Kolmac offers tips for staying sober over the holidays
Staying sober over the holidays can be challenging for people in recovery. There are many social events and opportunities to drink alcohol or use drugs. Fortunately, Kolmac has many tips to help you maintain sobriety during the holidays. The key is to become familiar with these tips and to prepare for holiday events.
Start by setting goals for the holidays
You should start by setting a realistic goal. This could be to get through the season without a relapse. After setting a goal, we recommend you follow these tips for staying sober over the holidays.
- Plan ahead. Be sure you know what events are coming up and make a game plan. If drugs or alcohol may be at an event, take time to prepare. Maybe even consider skipping an event if the risk is too great.
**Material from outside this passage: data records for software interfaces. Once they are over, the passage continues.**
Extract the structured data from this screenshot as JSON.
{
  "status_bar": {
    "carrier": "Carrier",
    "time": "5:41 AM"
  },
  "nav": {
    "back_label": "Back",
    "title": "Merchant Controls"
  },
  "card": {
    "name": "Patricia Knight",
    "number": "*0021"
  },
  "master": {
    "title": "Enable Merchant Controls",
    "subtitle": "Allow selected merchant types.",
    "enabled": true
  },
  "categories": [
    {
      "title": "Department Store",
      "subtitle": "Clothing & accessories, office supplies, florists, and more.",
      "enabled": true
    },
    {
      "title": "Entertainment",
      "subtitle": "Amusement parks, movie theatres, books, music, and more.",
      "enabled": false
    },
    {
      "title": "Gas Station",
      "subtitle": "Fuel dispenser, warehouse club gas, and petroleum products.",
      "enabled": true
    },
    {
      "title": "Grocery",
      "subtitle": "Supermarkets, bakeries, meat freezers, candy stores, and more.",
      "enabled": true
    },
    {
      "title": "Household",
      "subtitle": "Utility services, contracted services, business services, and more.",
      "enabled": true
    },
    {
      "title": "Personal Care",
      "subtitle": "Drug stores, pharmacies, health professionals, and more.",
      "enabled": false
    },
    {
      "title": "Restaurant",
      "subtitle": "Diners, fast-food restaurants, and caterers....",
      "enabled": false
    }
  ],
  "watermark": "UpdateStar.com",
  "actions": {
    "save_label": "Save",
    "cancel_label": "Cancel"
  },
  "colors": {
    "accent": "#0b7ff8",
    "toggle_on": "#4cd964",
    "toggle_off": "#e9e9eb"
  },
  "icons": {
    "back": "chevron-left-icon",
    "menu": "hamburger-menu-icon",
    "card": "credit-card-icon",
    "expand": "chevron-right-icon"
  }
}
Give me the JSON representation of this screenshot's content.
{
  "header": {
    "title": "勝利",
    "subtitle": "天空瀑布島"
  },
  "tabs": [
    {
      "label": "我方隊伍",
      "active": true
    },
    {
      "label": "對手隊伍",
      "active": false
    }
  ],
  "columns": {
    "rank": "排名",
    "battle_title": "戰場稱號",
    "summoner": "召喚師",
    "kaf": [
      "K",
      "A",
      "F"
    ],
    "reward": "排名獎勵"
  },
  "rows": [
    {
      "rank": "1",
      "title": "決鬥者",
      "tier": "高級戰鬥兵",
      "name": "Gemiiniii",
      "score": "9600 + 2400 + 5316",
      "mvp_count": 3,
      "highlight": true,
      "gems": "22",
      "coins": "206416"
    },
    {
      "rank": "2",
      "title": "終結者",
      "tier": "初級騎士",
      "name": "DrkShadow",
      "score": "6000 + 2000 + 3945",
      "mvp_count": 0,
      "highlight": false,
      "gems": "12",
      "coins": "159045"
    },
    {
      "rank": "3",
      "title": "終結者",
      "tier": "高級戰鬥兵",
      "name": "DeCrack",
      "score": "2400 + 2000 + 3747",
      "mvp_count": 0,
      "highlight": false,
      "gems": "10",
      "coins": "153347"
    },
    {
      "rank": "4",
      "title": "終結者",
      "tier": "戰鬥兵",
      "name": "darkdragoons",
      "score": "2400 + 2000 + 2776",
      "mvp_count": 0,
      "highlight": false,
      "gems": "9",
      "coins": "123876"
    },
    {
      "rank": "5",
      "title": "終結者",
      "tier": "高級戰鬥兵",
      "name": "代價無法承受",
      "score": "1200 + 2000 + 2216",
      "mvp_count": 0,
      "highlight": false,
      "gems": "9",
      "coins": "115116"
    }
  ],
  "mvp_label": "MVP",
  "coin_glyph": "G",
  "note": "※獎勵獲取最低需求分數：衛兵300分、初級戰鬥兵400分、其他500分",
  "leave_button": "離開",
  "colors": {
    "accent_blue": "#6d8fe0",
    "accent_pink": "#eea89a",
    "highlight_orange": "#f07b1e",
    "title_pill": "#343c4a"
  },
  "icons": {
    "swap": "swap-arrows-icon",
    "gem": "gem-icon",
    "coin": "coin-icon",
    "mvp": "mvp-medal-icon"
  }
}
- Get help from friends. Think about bringing a sober friend with you to a work or family event. You may also want to tell a friend or your sponsor you will call them when the event is over to check in.
- Set limits. The holidays can be a stressful time of year. As a result, don’t feel bad about saying no or setting limits. Boundaries can help protect you from stress, which helps with staying sober over the holidays.
- Identify your triggers and avoid them. Avoid the situations, people and places that trigger you to drink or use drugs. Also pay attention to being hungry, angry, lonely and tired (“HALT”). These are vulnerable times during recovery.
- Keep your hands occupied. While at a party, keep a non-alcoholic beverage in your hand. This keeps your hands occupied, so people are less likely to ask if you need a drink.
- Let the host know your situation. That way they won’t take it personally if you need to leave early. You should also have an exit strategy. This could include having your car at the event so you can leave when you want.
Staying sober over the holidays is possible
Contact us to learn more about having a sober holiday season. With the right tools and support from Kolmac. You can stay sober and avoid a relapse during the holidays.